TASK BRIEF.
Among the entries below, copy every line that carries the word "JSON".
*** PROVIDED INFORMATION ***
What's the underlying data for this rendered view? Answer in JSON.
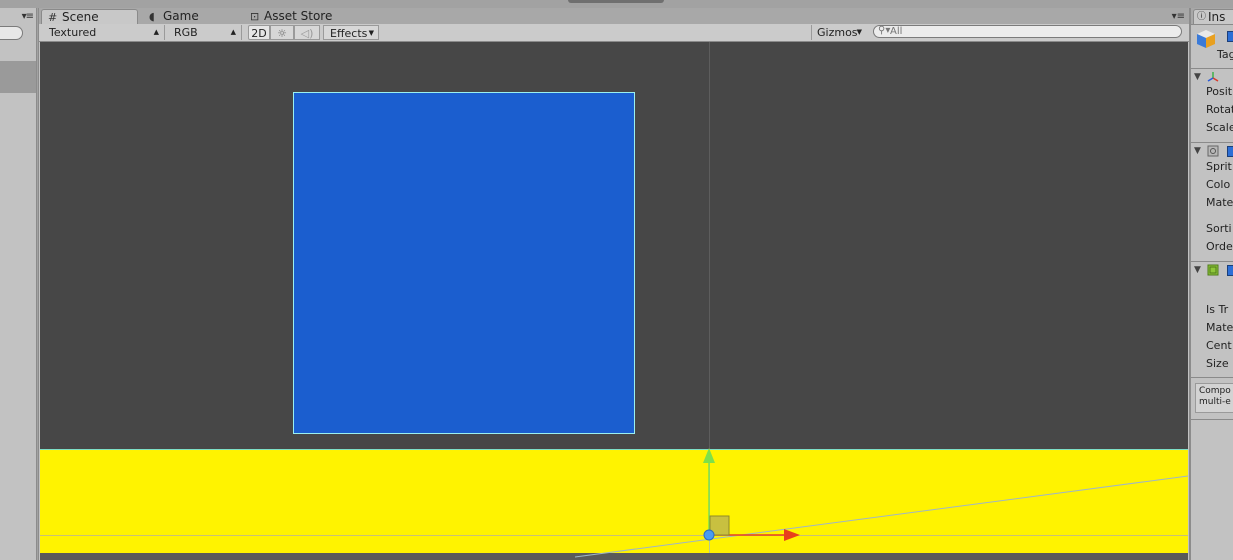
{
  "scene_tabs": {
    "scene": "Scene",
    "game": "Game",
    "asset_store": "Asset Store"
  },
  "toolbar": {
    "render_mode": "Textured",
    "color_channel": "RGB",
    "mode_2d": "2D",
    "effects": "Effects",
    "gizmos": "Gizmos",
    "search_placeholder": "All"
  },
  "inspector": {
    "tab_label": "Ins",
    "tag_label": "Tag",
    "transform": [
      "Posit",
      "Rotat",
      "Scale"
    ],
    "sprite_renderer": [
      "Sprit",
      "Colo",
      "Mate",
      "Sorti",
      "Orde"
    ],
    "box_collider": [
      "Is Tr",
      "Mate",
      "Cent",
      "Size"
    ],
    "compound_note": [
      "Compo",
      "multi-e"
    ]
  },
  "colors": {
    "viewport_bg": "#474747",
    "sprite_blue": "#1b5ecf",
    "ground_yellow": "#fff300",
    "gizmo_x": "#e8401c",
    "gizmo_y": "#7ee04a"
  },
  "icons": {
    "scene_tab": "grid-hash-icon",
    "game_tab": "pacman-icon",
    "asset_tab": "shopping-bag-icon",
    "lighting": "sun-icon",
    "audio": "speaker-icon",
    "search": "search-icon",
    "inspector_tab": "info-icon"
  }
}
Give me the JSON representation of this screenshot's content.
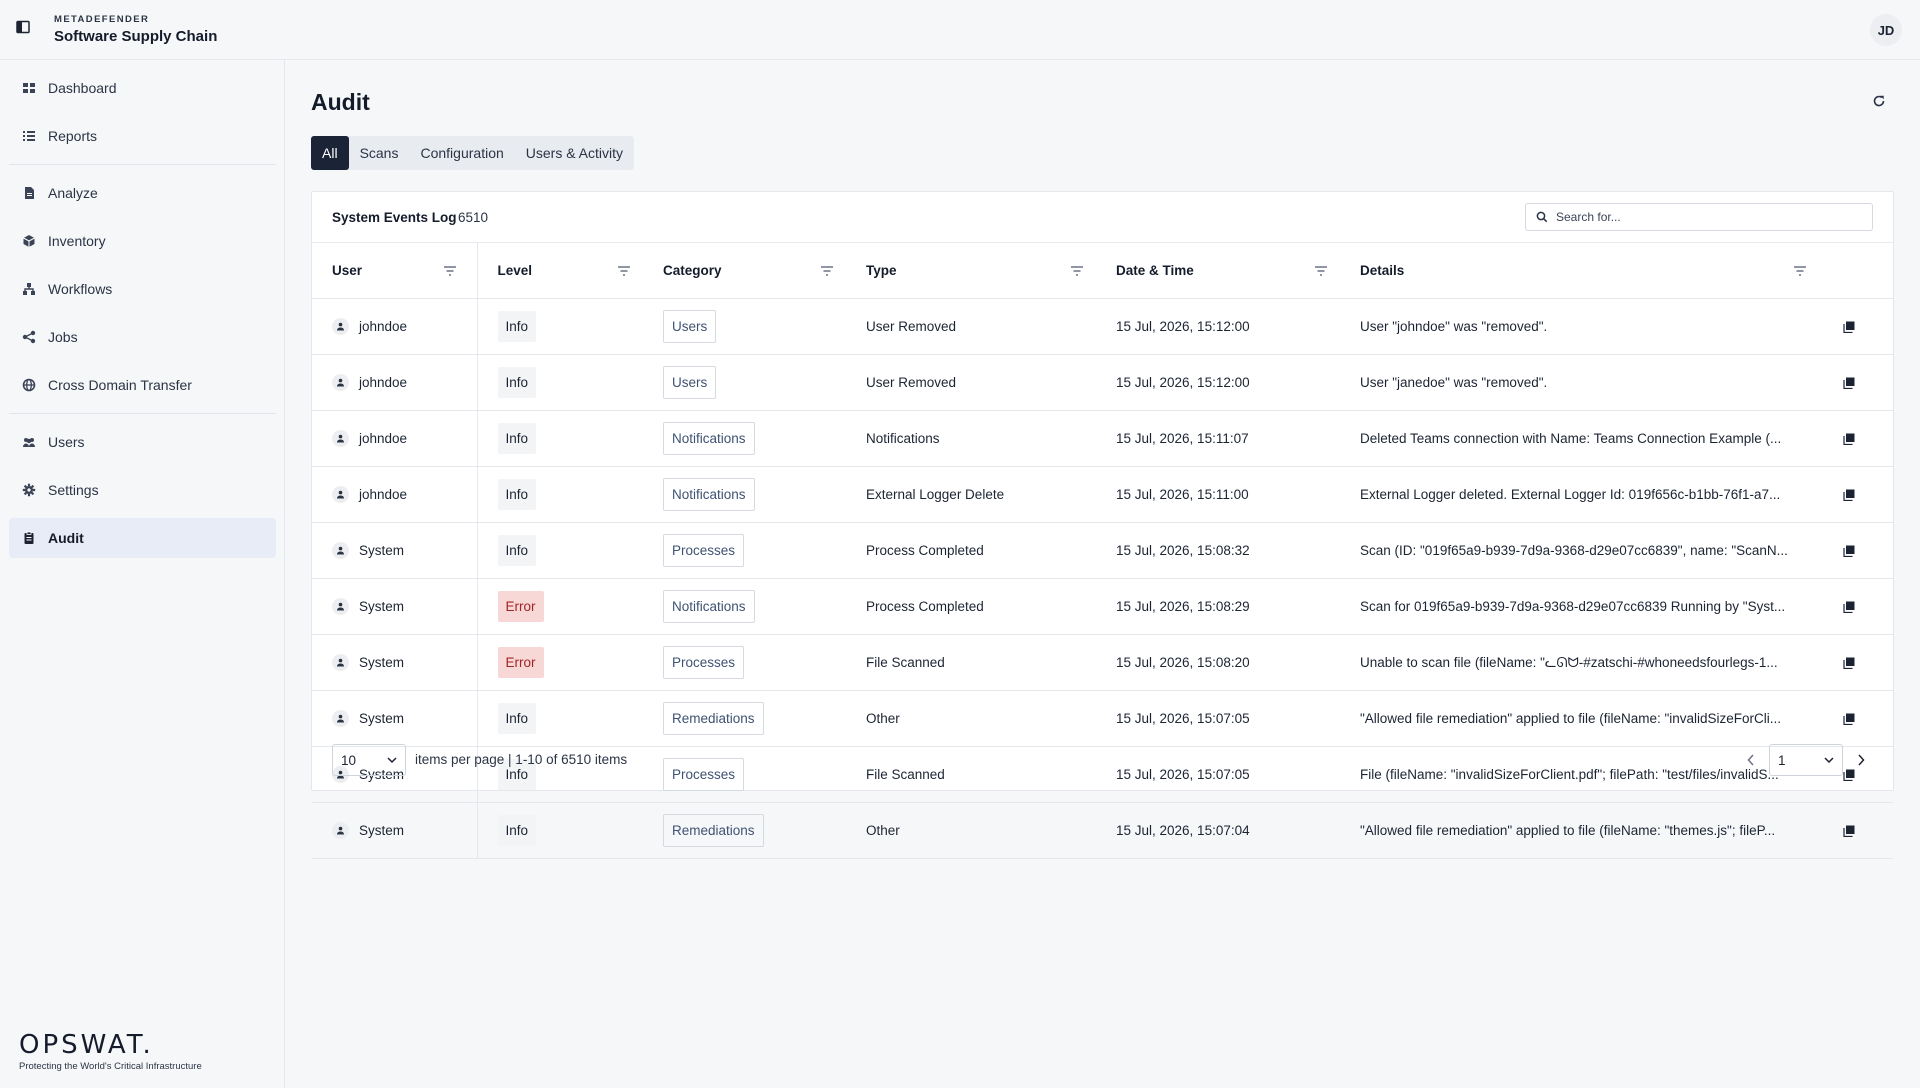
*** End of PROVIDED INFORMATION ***
RESPONSE.
What's the underlying data for this rendered view? Answer in JSON.
Give me the JSON representation of this screenshot's content.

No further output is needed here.